It's often easier to find primary sources by searching for something specific, rather than searching by topic.
You may not be able to find good primary sources by running keyword searches in JSTOR or Proquest. Instead, do a bit of background research on your topic first. You might be able to identify:
Doing some basic background reading can help you identify good primary sources.
For example, let's say you're interested in the US women's rights movement during the mid-20th century, particularly the intersection of race and advocacy for women's rights as workers. You do some background reading, and:
Caveat: This is (obviously) a 20th century US example. So although this case offers one model of thinking about and finding primary sources, consider how your approach might vary depending on the time period, geography, and topic in which you're interested. To discuss this and get advice, reach out to your professors or librarian Simon Elichko.
Original Sources: Working with primary sources in their original form often means visiting an institution dedicated to preserving those sources - typically, a special collections library or an archive.
Reproductions of Sources: You might read scanned copies of historical newspapers using an online database, or consult a book from McCabe consisting of transcribed letters between historical figures.
A digital scan of a letter gives you more detail than a text-only transcription, but viewing a high-quality full-color scan is still different than holding a physical paper letter. An edited collection of letters reflects choices made by editors.

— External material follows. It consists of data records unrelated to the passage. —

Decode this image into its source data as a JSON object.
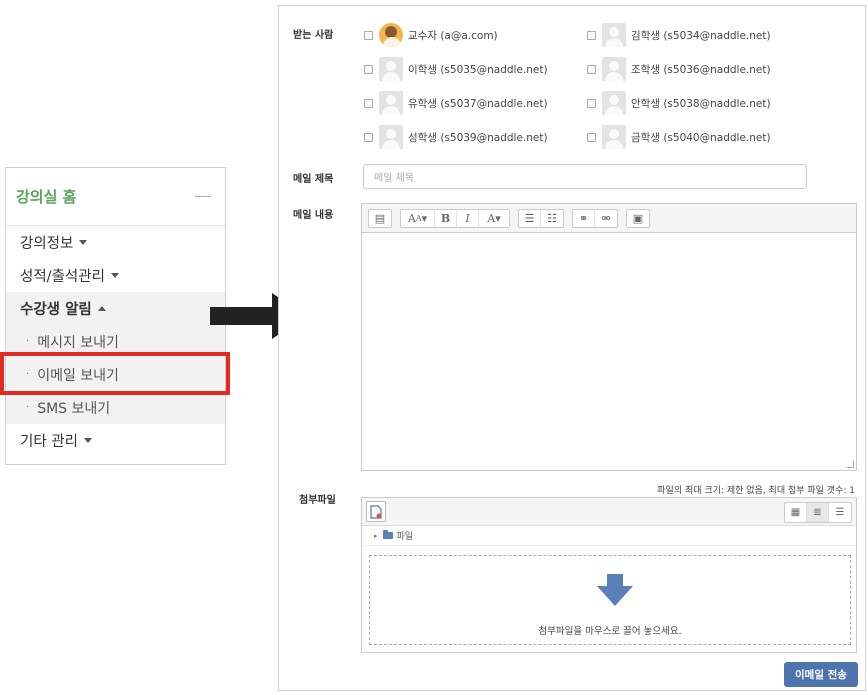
{
  "sidebar": {
    "title": "강의실 홈",
    "items": [
      {
        "label": "강의정보"
      },
      {
        "label": "성적/출석관리"
      },
      {
        "label": "수강생 알림"
      },
      {
        "label": "기타 관리"
      }
    ],
    "subitems": [
      {
        "label": "메시지 보내기"
      },
      {
        "label": "이메일 보내기"
      },
      {
        "label": "SMS 보내기"
      }
    ]
  },
  "form": {
    "recipients_label": "받는 사람",
    "recipients": [
      {
        "name": "교수자 (a@a.com)",
        "avatar": "professor-photo"
      },
      {
        "name": "김학생 (s5034@naddle.net)",
        "avatar": "default-user"
      },
      {
        "name": "이학생 (s5035@naddle.net)",
        "avatar": "default-user"
      },
      {
        "name": "조학생 (s5036@naddle.net)",
        "avatar": "default-user"
      },
      {
        "name": "유학생 (s5037@naddle.net)",
        "avatar": "default-user"
      },
      {
        "name": "안학생 (s5038@naddle.net)",
        "avatar": "default-user"
      },
      {
        "name": "성학생 (s5039@naddle.net)",
        "avatar": "default-user"
      },
      {
        "name": "금학생 (s5040@naddle.net)",
        "avatar": "default-user"
      }
    ],
    "subject_label": "메일 제목",
    "subject_placeholder": "메일 제목",
    "body_label": "메일 내용",
    "attach_label": "첨부파일",
    "file_limits": "파일의 최대 크기: 제한 없음, 최대 첨부 파일 갯수: 1",
    "folder_label": "파일",
    "drop_hint": "첨부파일을 마우스로 끌어 놓으세요.",
    "send_label": "이메일 전송"
  },
  "colors": {
    "sidebar_title": "#5aa35c",
    "highlight": "#e02b20",
    "send_button": "#4e74ad",
    "drop_arrow": "#5b7fb8"
  }
}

It don't mean that certain kinds of sources are automatically "bad" - just that it's worth keeping these considerations in mind as you select and analyze sources.